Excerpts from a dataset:
****************
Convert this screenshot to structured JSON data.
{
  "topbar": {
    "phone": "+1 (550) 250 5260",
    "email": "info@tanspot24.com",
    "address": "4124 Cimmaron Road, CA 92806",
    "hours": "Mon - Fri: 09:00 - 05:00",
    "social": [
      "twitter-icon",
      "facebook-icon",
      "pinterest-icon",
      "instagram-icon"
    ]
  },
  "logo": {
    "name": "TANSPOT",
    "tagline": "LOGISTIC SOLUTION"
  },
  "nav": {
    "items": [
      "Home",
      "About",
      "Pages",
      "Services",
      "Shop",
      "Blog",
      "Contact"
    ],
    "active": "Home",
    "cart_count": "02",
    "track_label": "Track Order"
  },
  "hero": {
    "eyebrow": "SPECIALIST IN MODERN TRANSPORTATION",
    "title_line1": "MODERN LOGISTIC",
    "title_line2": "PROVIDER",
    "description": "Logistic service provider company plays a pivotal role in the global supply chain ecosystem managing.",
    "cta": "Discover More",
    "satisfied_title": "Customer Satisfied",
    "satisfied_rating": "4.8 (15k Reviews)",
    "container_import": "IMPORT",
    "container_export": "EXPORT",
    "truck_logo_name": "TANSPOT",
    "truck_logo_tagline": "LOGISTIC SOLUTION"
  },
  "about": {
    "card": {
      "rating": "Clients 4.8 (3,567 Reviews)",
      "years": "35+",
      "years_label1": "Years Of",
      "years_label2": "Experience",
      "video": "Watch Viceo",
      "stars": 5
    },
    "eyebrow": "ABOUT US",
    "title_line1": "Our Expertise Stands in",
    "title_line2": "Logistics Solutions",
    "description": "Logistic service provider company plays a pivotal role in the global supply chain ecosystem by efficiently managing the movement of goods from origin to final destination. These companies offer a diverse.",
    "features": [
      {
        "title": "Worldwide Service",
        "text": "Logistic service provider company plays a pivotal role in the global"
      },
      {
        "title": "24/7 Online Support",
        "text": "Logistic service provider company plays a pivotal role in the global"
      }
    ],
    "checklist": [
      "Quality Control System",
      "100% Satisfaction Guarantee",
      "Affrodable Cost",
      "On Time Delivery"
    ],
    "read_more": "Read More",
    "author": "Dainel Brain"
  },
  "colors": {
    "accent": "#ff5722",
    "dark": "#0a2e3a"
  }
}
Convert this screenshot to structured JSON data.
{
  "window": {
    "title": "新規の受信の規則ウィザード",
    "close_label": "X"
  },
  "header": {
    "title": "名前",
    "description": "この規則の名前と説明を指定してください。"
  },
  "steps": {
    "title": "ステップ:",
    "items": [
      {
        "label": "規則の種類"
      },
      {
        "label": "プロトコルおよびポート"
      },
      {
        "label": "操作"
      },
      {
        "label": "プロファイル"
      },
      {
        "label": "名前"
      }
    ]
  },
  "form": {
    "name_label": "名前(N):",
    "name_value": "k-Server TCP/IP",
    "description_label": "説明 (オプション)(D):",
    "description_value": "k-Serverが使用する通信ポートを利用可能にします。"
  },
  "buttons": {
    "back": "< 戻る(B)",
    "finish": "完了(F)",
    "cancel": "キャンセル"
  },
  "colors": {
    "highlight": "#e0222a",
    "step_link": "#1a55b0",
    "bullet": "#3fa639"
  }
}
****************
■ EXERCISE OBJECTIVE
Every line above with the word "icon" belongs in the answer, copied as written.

■ ANSWER BOX
      "twitter-icon",
      "facebook-icon",
      "pinterest-icon",
      "instagram-icon"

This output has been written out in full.